34% - 20 minutes - 30 minutes
22% - 35 minutes - 45 minutes
18% - 1 hour - 2 hours+
7% - No Response
- Does the (arch)diocese have guidelines on human sexuality?
Yes - 60%
No - 35%
No Response - 05%
- If the answer to question (29) was "yes," is NFP incorporated in the human sexuality guidelines?
Yes - 41%
No - 20%
No Response - 39%
- Continuing and out-reach education in NFP was provided in the (arch)diocese, during the last 12 months, for: (Check all that apply.)
59 - NFP Teachers
51 - NFP Clients
22 - Deacons
36 - Priests
6 - (Arch)diocesan directors of religious education 17 - Health Care Professionals
21 - Other: youth ministers, sponsor couples, marriage prep ministers, seminarians, etc.
- What format is used for continuing and out-reach education? (Check all that apply.)
22 - Seminars
25 - Workshops
28 - Special lectures
46 - Articles for the diocesan newspaper
33 - Informational mailings
25 - NFP Diocesan newsletter
21 - Periodic informational meetings
10 - Other: clergy convocation, EE weekends, CCL newsletter, etc.
- Please include additional program information not covered by this questionnaire which you feel the DDP/NFP should know regarding the (arch)diocesan NFP program and/or how we can be of further assistance to you.
(Not relevant for general distribution)
- Please describe the greatest obstacles that hinder the growth/establishment of NFP services in the (arch)diocese.
26 - Lack of public support by bishop and priests
18 - Insufficient funds
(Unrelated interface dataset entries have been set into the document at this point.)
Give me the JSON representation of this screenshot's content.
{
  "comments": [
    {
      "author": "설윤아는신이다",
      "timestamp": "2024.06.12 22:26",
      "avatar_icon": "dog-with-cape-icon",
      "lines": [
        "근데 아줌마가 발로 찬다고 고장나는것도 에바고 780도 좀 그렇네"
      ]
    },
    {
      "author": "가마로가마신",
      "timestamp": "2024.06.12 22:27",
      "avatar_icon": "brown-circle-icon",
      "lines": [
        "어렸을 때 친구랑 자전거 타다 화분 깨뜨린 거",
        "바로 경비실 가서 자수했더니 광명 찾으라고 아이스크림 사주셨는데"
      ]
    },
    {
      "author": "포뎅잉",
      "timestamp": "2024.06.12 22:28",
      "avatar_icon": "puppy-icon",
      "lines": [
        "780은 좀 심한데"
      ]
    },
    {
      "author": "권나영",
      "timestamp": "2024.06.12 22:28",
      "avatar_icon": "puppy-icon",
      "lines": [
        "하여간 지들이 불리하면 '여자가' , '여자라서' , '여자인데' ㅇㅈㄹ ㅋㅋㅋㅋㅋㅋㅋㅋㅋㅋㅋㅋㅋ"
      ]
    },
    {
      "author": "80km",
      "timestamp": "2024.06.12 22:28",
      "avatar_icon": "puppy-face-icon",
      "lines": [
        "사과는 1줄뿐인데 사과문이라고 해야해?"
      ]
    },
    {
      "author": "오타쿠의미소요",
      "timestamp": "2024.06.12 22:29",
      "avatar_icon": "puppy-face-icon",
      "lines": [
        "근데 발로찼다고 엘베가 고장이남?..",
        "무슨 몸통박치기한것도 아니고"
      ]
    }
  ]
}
14 - Lack of teachers
10 - An uninformed medical community
11 - An uninformed laity (i.e., confusion with rhythm method)